Records:
-------

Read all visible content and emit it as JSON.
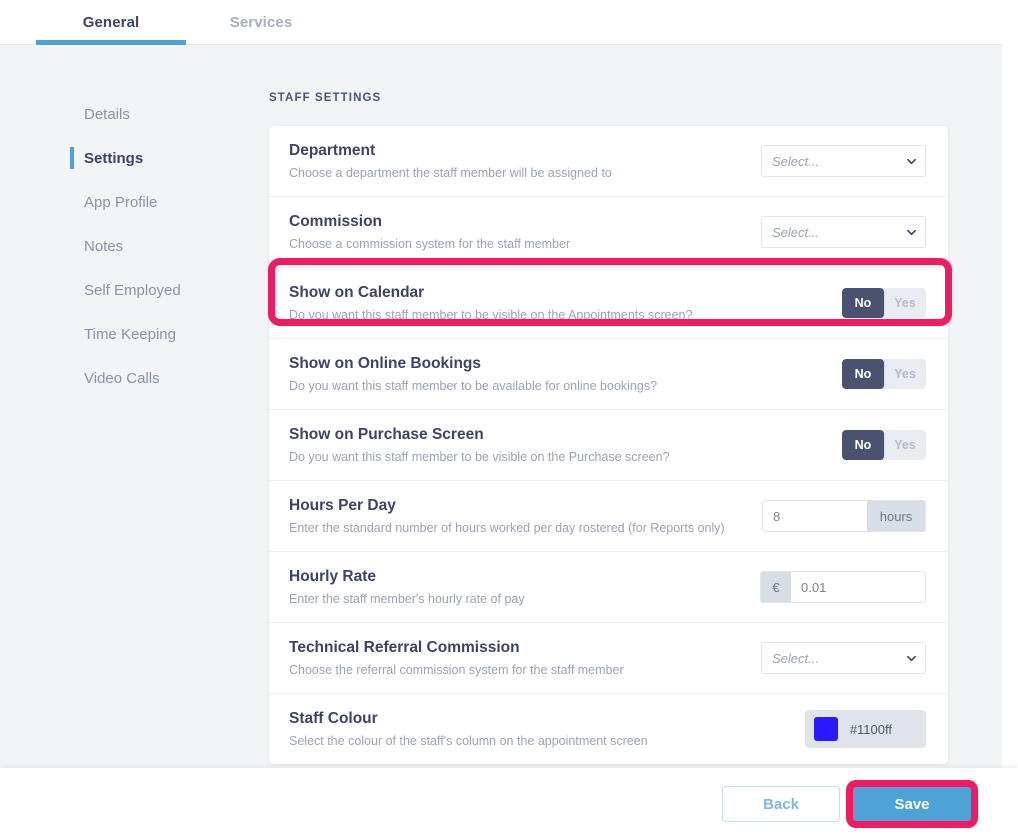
{
  "tabs": [
    {
      "label": "General",
      "active": true
    },
    {
      "label": "Services",
      "active": false
    }
  ],
  "sidebar": {
    "items": [
      {
        "label": "Details"
      },
      {
        "label": "Settings"
      },
      {
        "label": "App Profile"
      },
      {
        "label": "Notes"
      },
      {
        "label": "Self Employed"
      },
      {
        "label": "Time Keeping"
      },
      {
        "label": "Video Calls"
      }
    ]
  },
  "main": {
    "section_title": "STAFF SETTINGS",
    "rows": [
      {
        "title": "Department",
        "description": "Choose a department the staff member will be assigned to",
        "control": "select",
        "value": "Select..."
      },
      {
        "title": "Commission",
        "description": "Choose a commission system for the staff member",
        "control": "select",
        "value": "Select..."
      },
      {
        "title": "Show on Calendar",
        "description": "Do you want this staff member to be visible on the Appointments screen?",
        "control": "toggle",
        "options": [
          "No",
          "Yes"
        ],
        "value": "No"
      },
      {
        "title": "Show on Online Bookings",
        "description": "Do you want this staff member to be available for online bookings?",
        "control": "toggle",
        "options": [
          "No",
          "Yes"
        ],
        "value": "No"
      },
      {
        "title": "Show on Purchase Screen",
        "description": "Do you want this staff member to be visible on the Purchase screen?",
        "control": "toggle",
        "options": [
          "No",
          "Yes"
        ],
        "value": "No"
      },
      {
        "title": "Hours Per Day",
        "description": "Enter the standard number of hours worked per day rostered (for Reports only)",
        "control": "suffix-input",
        "value": "8",
        "suffix": "hours"
      },
      {
        "title": "Hourly Rate",
        "description": "Enter the staff member's hourly rate of pay",
        "control": "prefix-input",
        "value": "0.01",
        "prefix": "€"
      },
      {
        "title": "Technical Referral Commission",
        "description": "Choose the referral commission system for the staff member",
        "control": "select",
        "value": "Select..."
      },
      {
        "title": "Staff Colour",
        "description": "Select the colour of the staff's column on the appointment screen",
        "control": "colour",
        "value": "#1100ff",
        "swatch": "#2b1aff"
      }
    ]
  },
  "footer": {
    "back_label": "Back",
    "save_label": "Save"
  },
  "colors": {
    "accent_blue": "#4da3d6",
    "highlight_pink": "#f21b63",
    "toggle_on": "#4a5270"
  }
}
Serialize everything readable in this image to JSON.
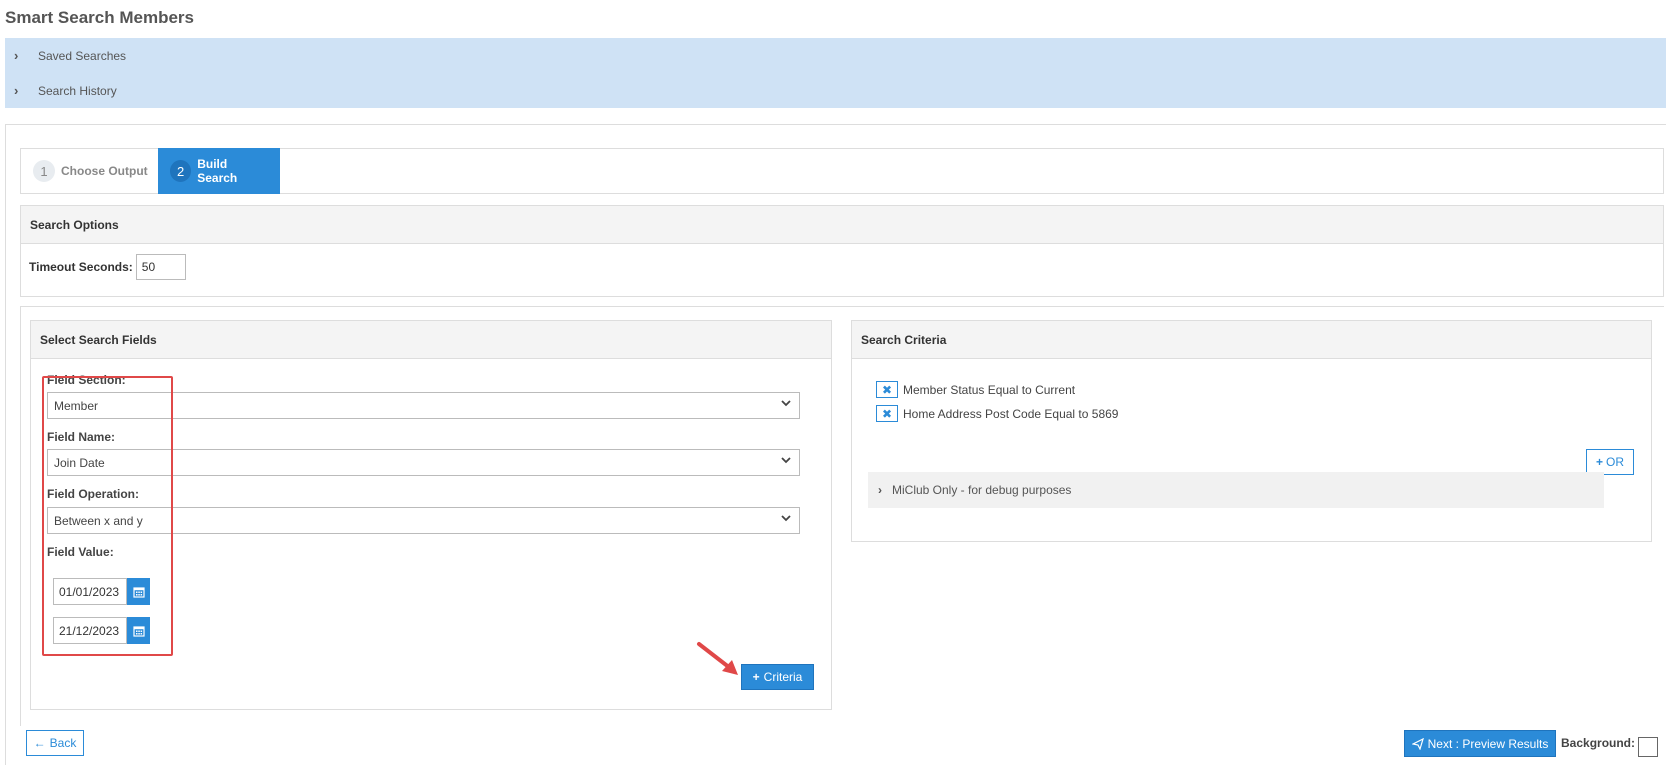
{
  "page": {
    "title": "Smart Search Members"
  },
  "accordions": [
    {
      "label": "Saved Searches"
    },
    {
      "label": "Search History"
    }
  ],
  "wizard": {
    "steps": [
      {
        "number": "1",
        "label": "Choose Output",
        "active": false
      },
      {
        "number": "2",
        "label": "Build Search",
        "active": true
      }
    ]
  },
  "search_options": {
    "heading": "Search Options",
    "timeout_label": "Timeout Seconds:",
    "timeout_value": "50"
  },
  "select_fields": {
    "heading": "Select Search Fields",
    "field_section_label": "Field Section:",
    "field_section_value": "Member",
    "field_name_label": "Field Name:",
    "field_name_value": "Join Date",
    "field_operation_label": "Field Operation:",
    "field_operation_value": "Between x and y",
    "field_value_label": "Field Value:",
    "date_from": "01/01/2023",
    "date_to": "21/12/2023",
    "add_criteria_label": "Criteria"
  },
  "search_criteria": {
    "heading": "Search Criteria",
    "items": [
      {
        "text": "Member Status Equal to Current"
      },
      {
        "text": "Home Address Post Code Equal to 5869"
      }
    ],
    "or_label": "OR",
    "debug_label": "MiClub Only - for debug purposes"
  },
  "footer": {
    "back_label": "Back",
    "next_label": "Next : Preview Results",
    "background_label": "Background:"
  },
  "colors": {
    "accent": "#2b8bd8",
    "accordion_bg": "#cfe2f5",
    "highlight": "#e04848"
  }
}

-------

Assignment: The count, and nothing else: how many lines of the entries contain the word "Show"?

Task result: 3